Match on the string "title" in the entries below and return every matching line.

Source data
--------------------------------------------------
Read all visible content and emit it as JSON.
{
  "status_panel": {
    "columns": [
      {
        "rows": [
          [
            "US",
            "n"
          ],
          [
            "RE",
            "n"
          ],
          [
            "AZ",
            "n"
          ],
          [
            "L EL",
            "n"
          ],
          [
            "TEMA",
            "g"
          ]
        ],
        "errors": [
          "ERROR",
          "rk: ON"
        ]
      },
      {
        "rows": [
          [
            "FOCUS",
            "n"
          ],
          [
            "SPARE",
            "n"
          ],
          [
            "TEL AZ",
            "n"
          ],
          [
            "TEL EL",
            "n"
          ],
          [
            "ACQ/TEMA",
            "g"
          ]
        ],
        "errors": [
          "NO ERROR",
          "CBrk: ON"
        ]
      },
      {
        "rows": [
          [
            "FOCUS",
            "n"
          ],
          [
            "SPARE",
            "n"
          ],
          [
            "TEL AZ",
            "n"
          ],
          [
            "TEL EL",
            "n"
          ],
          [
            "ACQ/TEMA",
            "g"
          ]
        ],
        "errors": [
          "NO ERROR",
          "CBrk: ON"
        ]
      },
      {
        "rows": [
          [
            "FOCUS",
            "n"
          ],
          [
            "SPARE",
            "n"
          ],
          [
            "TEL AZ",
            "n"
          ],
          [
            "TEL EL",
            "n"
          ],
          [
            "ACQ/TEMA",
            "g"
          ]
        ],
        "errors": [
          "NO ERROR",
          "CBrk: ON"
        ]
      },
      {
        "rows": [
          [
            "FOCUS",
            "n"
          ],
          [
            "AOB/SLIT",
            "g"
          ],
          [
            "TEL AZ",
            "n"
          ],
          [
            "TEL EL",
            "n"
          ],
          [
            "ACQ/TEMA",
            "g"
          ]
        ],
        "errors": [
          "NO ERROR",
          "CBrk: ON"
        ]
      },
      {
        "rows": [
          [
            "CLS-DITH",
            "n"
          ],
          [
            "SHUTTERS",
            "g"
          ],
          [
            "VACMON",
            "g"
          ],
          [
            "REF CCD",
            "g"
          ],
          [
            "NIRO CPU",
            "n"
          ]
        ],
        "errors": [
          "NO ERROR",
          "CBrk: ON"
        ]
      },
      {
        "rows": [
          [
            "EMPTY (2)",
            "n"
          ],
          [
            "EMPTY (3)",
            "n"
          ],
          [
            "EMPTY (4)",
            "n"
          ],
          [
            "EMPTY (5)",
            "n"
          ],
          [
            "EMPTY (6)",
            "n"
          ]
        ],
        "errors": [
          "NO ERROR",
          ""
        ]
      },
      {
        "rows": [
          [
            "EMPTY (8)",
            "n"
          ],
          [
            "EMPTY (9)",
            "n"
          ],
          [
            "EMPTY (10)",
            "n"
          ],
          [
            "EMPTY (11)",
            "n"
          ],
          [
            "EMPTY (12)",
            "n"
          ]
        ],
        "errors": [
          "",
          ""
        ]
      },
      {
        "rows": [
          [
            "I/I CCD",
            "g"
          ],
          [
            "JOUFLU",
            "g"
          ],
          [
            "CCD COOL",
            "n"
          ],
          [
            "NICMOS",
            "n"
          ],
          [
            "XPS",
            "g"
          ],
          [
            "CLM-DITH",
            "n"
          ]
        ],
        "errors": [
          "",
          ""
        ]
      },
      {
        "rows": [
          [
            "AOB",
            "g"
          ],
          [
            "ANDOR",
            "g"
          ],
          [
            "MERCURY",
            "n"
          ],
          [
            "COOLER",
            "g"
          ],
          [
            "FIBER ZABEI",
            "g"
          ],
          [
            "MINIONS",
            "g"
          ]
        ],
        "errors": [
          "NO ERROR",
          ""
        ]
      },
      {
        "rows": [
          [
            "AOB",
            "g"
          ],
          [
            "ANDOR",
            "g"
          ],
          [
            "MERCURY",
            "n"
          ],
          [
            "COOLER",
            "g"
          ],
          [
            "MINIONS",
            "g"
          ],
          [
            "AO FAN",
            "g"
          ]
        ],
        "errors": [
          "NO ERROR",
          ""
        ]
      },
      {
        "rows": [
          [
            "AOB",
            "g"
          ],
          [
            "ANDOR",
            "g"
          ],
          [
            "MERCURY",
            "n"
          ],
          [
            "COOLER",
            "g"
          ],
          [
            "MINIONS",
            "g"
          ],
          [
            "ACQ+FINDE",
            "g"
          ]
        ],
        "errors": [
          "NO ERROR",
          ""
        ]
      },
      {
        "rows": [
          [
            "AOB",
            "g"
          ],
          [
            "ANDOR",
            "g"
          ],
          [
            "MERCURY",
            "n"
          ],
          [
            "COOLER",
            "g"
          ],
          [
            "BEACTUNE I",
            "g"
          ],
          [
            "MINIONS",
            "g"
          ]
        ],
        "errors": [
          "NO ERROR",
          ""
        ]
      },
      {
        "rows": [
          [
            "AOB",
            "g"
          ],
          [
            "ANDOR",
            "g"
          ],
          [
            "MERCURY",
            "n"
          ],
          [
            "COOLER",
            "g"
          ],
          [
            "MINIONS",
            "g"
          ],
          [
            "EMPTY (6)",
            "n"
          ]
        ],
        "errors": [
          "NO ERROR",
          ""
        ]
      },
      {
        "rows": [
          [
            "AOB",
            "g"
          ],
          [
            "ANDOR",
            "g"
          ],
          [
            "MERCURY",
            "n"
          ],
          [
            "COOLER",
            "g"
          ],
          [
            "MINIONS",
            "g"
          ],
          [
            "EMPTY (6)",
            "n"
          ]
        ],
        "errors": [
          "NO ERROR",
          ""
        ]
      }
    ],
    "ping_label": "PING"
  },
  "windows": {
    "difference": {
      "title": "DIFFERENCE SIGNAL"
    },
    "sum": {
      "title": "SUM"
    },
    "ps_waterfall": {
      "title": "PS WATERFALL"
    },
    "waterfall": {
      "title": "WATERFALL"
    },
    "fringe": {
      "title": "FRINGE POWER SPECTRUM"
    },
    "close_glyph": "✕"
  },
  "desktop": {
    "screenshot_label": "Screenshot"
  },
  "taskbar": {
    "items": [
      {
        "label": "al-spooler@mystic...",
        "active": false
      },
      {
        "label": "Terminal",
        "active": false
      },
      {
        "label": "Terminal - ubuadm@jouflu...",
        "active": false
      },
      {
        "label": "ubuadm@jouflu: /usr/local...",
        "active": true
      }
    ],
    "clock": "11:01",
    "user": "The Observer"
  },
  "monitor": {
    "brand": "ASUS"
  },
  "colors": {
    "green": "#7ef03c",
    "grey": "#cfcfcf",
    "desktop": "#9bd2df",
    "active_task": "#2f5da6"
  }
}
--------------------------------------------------
Completed exercise:
      "title": "DIFFERENCE SIGNAL"
      "title": "SUM"
      "title": "PS WATERFALL"
      "title": "WATERFALL"
      "title": "FRINGE POWER SPECTRUM"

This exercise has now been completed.